- 4 eggs (beaten)
- 2 cups flour
- 2 cups water
- 1 cup milk
- 2 tablespoons margarine (melted)
- 1 teaspoon salt
- Sift the dry ingredients into a bowl
- Add the wet ingredients and mix together until lump free. Leave to stand for 20-30 minutes.
- Heat a frying pan on a medium heat. Use a non-stick spray if needed, or heat a little oil in the pan and pour it out between pancakes.
- Pour enough batter so that there is a thin layer (1mm – 2mm thick) of batter over the bottom of the pan. These pancakes won’t rise like the American style pancakes.
- Leave batter in pan until air bubbles start to form. Then use an egg-lifter to turn the pancake over. If the pan is properly coated with non-stick spray or oil and the pancake is ready to turn this should be easy. Sometimes it will take 1 or 2 attempts to grow accustomed to when to turn the pancake.

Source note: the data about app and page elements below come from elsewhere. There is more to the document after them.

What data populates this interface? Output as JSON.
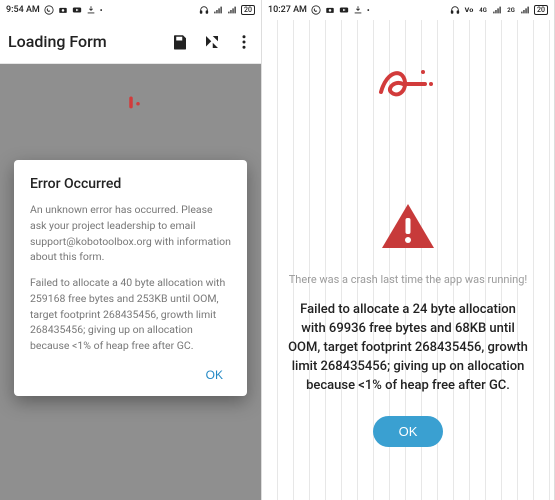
{
  "left": {
    "statusbar": {
      "time": "9:54 AM",
      "battery": "20"
    },
    "appbar": {
      "title": "Loading Form"
    },
    "dialog": {
      "title": "Error Occurred",
      "para1": "An unknown error has occurred. Please ask your project leadership to email support@kobotoolbox.org with information about this form.",
      "para2": "Failed to allocate a 40 byte allocation with 259168 free bytes and 253KB until OOM, target footprint 268435456, growth limit 268435456; giving up on allocation because <1% of heap free after GC.",
      "ok": "OK"
    }
  },
  "right": {
    "statusbar": {
      "time": "10:27 AM",
      "battery": "20"
    },
    "crash": {
      "subtitle": "There was a crash last time the app was running!",
      "message": "Failed to allocate a 24 byte allocation with 69936 free bytes and 68KB until OOM, target footprint 268435456, growth limit 268435456; giving up on allocation because <1% of heap free after GC.",
      "ok": "OK"
    }
  }
}
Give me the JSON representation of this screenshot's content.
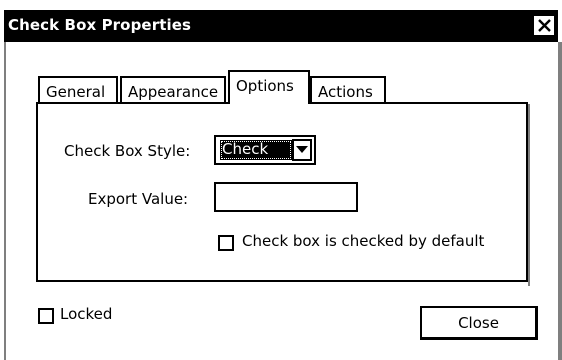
{
  "window": {
    "title": "Check Box Properties"
  },
  "tabs": [
    {
      "label": "General",
      "active": false
    },
    {
      "label": "Appearance",
      "active": false
    },
    {
      "label": "Options",
      "active": true
    },
    {
      "label": "Actions",
      "active": false
    }
  ],
  "options": {
    "style_label": "Check Box Style:",
    "style_value": "Check",
    "export_label": "Export Value:",
    "export_value": "",
    "default_checked_label": "Check box is checked by default",
    "default_checked": false
  },
  "footer": {
    "locked_label": "Locked",
    "locked": false,
    "close_label": "Close"
  },
  "icons": {
    "close": "close-icon",
    "dropdown": "chevron-down-icon"
  },
  "colors": {
    "titlebar_bg": "#000000",
    "titlebar_fg": "#ffffff",
    "frame_shadow": "#7f7f7f"
  }
}
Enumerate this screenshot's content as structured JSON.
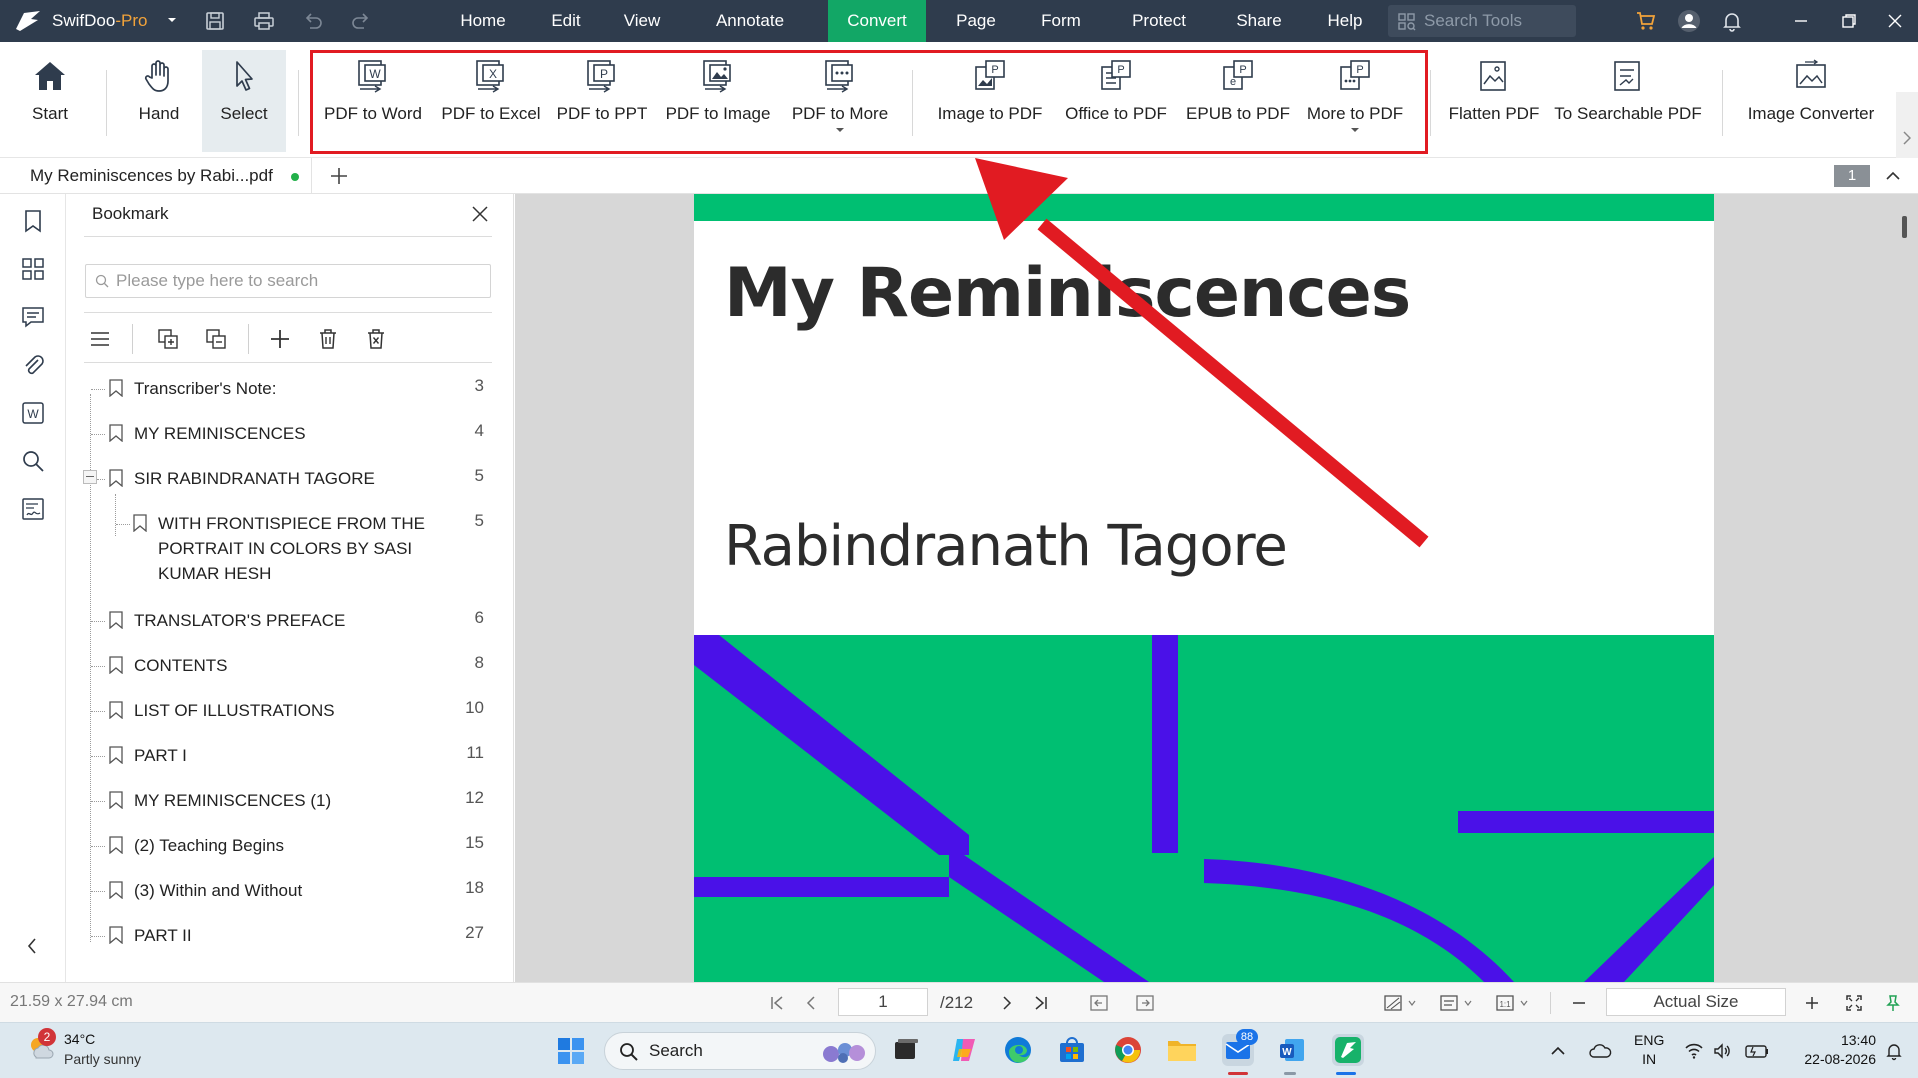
{
  "app": {
    "name_main": "SwifDoo",
    "name_suffix": "-Pro"
  },
  "menu": [
    "Home",
    "Edit",
    "View",
    "Annotate",
    "Convert",
    "Page",
    "Form",
    "Protect",
    "Share",
    "Help"
  ],
  "menu_active": "Convert",
  "search_tools": {
    "placeholder": "Search Tools"
  },
  "ribbon": {
    "start": "Start",
    "hand": "Hand",
    "select": "Select",
    "pdf_to_word": "PDF to Word",
    "pdf_to_excel": "PDF to Excel",
    "pdf_to_ppt": "PDF to PPT",
    "pdf_to_image": "PDF to Image",
    "pdf_to_more": "PDF to More",
    "image_to_pdf": "Image to PDF",
    "office_to_pdf": "Office to PDF",
    "epub_to_pdf": "EPUB to PDF",
    "more_to_pdf": "More to PDF",
    "flatten_pdf": "Flatten PDF",
    "to_searchable_pdf": "To Searchable PDF",
    "image_converter": "Image Converter"
  },
  "tab": {
    "title": "My Reminiscences by Rabi...pdf",
    "page_badge": "1"
  },
  "bookmark_panel": {
    "title": "Bookmark",
    "search_placeholder": "Please type here to search",
    "items": [
      {
        "label": "Transcriber's Note:",
        "page": "3"
      },
      {
        "label": "MY REMINISCENCES",
        "page": "4"
      },
      {
        "label": "SIR RABINDRANATH TAGORE",
        "page": "5"
      },
      {
        "label": "WITH FRONTISPIECE FROM THE PORTRAIT IN COLORS BY SASI KUMAR HESH",
        "page": "5"
      },
      {
        "label": "TRANSLATOR'S PREFACE",
        "page": "6"
      },
      {
        "label": "CONTENTS",
        "page": "8"
      },
      {
        "label": "LIST OF ILLUSTRATIONS",
        "page": "10"
      },
      {
        "label": "PART I",
        "page": "11"
      },
      {
        "label": "MY REMINISCENCES (1)",
        "page": "12"
      },
      {
        "label": "(2) Teaching Begins",
        "page": "15"
      },
      {
        "label": "(3) Within and Without",
        "page": "18"
      },
      {
        "label": "PART II",
        "page": "27"
      }
    ]
  },
  "document": {
    "title": "My Reminiscences",
    "author": "Rabindranath Tagore",
    "colors": {
      "green": "#00bf72",
      "purple": "#4a11e8"
    }
  },
  "statusbar": {
    "dimensions": "21.59 x 27.94 cm",
    "current_page": "1",
    "total_pages": "/212",
    "zoom": "Actual Size"
  },
  "taskbar": {
    "weather_badge": "2",
    "temperature": "34°C",
    "weather": "Partly sunny",
    "search": "Search",
    "mail_badge": "88",
    "lang_line1": "ENG",
    "lang_line2": "IN",
    "time": "13:40",
    "date": "22-08-2026"
  },
  "accent_color": "#12a766",
  "highlight_color": "#e11b22"
}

- Once turned, leave the pancake to cook on the other side. Once the second side is ready there should be some brown spots on the second side of the pancake. Once cooked the pancake should still be soft and easy to roll up (like one would roll a newspaper).
- For savoury pancakes, turn the pancake onto a plate and put cooked minced meat(with tomato and onion sauce) in the middle, sprinkle with cheese. You can use Chicken and Mayonnaise. Have fun experimenting with different fillings.
- For classic South African sweet pancakes, mix cinnamon and sugar together in a bowl and sprinkle over the whole pancake. A dash of lemon juice can also be added if wished (some people like it, others don’t).
- Roll the pancake like a newspaper and serve. Some shops serve the pancakes with a spoon of cream or ice-cream. Below are the rolled versions of the Minced Meat pancake and the Sweet Cinnamon pancake.
The sweet pancakes are so cheap and easy to make, they are often sold at church/charity/school fund-raising events here in South Africa. 4 outdoor gas stoves, 4 pans, and 2 cooks can make a lot of pancakes quickly. Wrap them up in grease proof paper for eating with ones hands while walking around a flea-market. They are normally sold for R3,50 (US$0.50) each over here in South Africa.